Within the data below, count the lines that include the word "screenshot". Provide the number and nothing further.

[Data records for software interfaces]
┄┄┄┄┄┄┄┄┄┄

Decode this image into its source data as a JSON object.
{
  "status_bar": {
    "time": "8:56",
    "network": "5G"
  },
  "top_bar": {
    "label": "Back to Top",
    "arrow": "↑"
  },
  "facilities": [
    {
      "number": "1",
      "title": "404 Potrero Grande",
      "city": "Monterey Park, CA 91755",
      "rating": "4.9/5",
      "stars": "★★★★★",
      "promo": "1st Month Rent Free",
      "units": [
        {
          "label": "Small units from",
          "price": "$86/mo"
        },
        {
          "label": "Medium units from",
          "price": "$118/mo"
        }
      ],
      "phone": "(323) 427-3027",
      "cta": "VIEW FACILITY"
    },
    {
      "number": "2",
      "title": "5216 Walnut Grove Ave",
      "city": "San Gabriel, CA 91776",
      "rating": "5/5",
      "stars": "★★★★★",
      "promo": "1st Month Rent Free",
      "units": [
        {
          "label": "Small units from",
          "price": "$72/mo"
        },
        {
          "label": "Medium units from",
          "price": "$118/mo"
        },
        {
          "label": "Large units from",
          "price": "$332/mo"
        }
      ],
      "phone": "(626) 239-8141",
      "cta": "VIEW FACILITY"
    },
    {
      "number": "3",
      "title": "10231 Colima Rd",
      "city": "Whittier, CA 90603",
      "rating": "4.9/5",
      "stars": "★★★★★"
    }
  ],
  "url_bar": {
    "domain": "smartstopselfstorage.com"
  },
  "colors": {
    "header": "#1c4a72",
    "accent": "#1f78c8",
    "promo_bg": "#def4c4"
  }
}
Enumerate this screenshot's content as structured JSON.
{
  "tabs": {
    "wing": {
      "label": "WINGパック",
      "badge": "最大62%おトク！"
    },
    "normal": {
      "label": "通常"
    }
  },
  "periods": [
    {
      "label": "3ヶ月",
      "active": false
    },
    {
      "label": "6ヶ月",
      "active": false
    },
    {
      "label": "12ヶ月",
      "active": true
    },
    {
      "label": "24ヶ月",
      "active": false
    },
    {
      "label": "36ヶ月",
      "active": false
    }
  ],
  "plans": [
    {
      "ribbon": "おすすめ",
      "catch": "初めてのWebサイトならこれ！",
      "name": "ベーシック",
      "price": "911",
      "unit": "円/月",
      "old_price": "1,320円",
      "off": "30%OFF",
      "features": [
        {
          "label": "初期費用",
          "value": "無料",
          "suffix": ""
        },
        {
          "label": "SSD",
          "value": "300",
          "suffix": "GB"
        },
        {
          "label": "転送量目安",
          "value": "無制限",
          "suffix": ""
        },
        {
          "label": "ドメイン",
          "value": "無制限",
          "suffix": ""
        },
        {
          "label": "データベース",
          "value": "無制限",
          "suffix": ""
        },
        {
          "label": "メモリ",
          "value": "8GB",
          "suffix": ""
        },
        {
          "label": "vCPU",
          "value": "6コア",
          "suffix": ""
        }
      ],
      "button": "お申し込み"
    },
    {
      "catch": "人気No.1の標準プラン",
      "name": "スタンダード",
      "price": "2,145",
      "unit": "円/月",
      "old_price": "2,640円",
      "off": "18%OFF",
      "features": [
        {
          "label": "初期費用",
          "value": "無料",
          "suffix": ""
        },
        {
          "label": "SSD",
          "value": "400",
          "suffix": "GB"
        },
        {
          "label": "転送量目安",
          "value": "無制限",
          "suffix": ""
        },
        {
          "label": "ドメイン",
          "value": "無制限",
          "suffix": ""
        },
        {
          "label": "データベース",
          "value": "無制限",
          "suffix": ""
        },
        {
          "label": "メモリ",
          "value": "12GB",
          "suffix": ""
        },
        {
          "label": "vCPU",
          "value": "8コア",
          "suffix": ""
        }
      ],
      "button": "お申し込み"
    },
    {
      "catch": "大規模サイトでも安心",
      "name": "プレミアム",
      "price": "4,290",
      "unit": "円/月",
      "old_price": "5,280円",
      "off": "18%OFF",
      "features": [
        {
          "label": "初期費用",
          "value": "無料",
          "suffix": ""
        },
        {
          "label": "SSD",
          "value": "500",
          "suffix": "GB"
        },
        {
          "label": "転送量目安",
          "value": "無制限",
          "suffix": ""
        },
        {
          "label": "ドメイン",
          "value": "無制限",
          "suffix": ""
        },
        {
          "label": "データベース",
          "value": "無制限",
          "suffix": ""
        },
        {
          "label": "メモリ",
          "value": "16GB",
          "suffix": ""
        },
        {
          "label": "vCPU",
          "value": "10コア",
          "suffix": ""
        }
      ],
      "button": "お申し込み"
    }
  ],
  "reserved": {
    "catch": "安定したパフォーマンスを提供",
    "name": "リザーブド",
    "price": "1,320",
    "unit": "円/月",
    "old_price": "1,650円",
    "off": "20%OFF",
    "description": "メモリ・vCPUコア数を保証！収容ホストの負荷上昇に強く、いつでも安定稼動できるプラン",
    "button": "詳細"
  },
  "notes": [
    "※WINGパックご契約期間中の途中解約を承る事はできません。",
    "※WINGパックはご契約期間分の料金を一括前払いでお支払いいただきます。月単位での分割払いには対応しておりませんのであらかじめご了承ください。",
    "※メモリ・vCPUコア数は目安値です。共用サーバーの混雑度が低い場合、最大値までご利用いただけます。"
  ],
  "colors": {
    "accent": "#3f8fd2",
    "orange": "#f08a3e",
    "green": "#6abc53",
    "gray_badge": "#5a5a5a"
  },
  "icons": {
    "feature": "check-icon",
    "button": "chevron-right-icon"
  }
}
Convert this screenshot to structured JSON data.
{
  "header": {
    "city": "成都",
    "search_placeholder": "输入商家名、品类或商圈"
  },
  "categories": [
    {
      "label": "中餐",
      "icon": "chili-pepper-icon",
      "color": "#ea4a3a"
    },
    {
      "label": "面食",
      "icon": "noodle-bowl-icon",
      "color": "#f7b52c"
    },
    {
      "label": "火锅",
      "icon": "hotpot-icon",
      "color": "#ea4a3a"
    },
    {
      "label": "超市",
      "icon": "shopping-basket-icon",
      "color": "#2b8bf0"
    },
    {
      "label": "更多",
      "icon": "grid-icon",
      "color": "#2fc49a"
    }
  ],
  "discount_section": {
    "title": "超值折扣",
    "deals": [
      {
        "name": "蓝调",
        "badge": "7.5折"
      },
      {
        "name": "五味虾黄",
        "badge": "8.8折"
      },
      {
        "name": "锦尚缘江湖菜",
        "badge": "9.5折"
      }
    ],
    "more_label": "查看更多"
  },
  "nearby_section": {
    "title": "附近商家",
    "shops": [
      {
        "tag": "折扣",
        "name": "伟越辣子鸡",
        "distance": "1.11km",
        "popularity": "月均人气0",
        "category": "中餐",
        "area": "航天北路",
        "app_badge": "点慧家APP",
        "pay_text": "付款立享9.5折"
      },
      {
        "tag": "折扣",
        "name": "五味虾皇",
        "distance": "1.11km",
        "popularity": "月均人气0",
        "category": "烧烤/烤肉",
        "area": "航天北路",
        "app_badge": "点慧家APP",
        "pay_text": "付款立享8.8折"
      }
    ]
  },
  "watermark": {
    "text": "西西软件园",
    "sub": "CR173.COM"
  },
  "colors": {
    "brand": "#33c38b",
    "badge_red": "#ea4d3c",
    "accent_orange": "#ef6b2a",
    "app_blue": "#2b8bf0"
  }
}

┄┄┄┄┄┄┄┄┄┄

■ **Written answer**: 2